- Waning medication response When the effectiveness of a medication begins to wear off, you’ll need to increase the amount you’re taking or add another to boost the carbidopa-levodopa combo. Examples include MAO-inhibitors, such as selegiline and rasagiline, and COMT-inhibitors entacapone and tolcapone; these help therapy last longer.
- Unpredictable medication response Instead of occurring at predictable intervals, breakthrough symptoms may start to show up at random and may be triggered by stress and anxiety. At this point, medications will be continuously monitored.
- Dyskinesias These involuntary movements occur when your medication dose has reached its peak performance. Adjusting your medication dose — and perhaps surgery — may help.

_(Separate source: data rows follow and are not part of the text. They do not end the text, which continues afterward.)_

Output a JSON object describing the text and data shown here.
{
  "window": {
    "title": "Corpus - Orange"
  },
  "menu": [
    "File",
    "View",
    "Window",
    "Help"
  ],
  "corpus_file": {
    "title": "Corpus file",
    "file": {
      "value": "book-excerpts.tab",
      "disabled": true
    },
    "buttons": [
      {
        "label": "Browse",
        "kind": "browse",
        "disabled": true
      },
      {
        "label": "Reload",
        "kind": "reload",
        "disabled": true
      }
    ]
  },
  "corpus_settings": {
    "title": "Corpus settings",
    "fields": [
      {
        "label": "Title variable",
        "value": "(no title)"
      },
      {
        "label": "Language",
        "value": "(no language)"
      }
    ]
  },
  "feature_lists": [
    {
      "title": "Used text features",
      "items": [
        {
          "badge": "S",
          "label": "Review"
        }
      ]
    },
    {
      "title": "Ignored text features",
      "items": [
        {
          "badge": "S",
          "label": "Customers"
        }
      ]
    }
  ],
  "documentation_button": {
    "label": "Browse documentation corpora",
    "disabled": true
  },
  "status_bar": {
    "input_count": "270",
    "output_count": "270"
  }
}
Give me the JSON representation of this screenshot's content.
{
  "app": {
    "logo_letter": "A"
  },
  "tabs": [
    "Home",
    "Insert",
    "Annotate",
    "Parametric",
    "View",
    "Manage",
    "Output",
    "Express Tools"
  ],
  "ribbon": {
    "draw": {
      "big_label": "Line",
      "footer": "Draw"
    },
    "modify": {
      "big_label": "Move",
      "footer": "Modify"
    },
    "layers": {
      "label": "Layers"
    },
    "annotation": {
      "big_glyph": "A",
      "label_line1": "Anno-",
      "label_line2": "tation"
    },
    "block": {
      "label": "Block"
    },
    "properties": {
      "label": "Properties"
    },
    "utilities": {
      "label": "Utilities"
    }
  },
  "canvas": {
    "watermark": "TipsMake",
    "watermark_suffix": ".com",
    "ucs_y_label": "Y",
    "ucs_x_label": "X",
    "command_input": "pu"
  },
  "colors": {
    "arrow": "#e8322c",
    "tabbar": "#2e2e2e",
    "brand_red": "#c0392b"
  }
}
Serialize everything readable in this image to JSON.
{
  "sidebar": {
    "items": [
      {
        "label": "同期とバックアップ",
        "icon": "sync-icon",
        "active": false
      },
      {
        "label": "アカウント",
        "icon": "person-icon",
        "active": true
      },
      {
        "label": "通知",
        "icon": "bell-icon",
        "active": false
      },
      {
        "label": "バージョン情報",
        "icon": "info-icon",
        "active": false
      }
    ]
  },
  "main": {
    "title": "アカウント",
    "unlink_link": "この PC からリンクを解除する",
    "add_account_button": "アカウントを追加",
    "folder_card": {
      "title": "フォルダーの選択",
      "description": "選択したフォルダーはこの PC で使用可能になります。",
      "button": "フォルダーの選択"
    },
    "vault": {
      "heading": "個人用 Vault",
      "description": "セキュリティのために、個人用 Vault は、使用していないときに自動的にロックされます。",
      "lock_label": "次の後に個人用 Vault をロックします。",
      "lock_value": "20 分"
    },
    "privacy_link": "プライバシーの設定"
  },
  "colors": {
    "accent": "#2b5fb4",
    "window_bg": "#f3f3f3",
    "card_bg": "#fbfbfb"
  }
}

- Severely unpredictable symptoms In the most advanced stages, severe symptom flare-ups alternate with severe dyskinesias, despite medication adjustments. At this point, surgery is a treatment option. Called deep brain stimulation, this surgery implants electrodes in the brain that are connected to an external device, somewhat like a heart pacemaker, to help control electrical impulses affecting movement and flexibility.
Parkinson’s Disease Symptoms: Life Expectancy
Even though Parkinson’s disease is a serious, progressive condition, it is not considered a fatal illness. People who have Parkinson’s disease usually have the same average life expectancy as people without the disease.
But when the disease is in its advanced stages, Parkinson’s symptoms can lead to life-threatening complications, including:
- Falls that lead to fractured bones
Thinking about the progression of Parkinson’s disease can be frightening. But proper treatments can help you live a full, productive life for years to come. And researchers hope to one day find ways to halt the progression of Parkinson’s and restore lost functioning.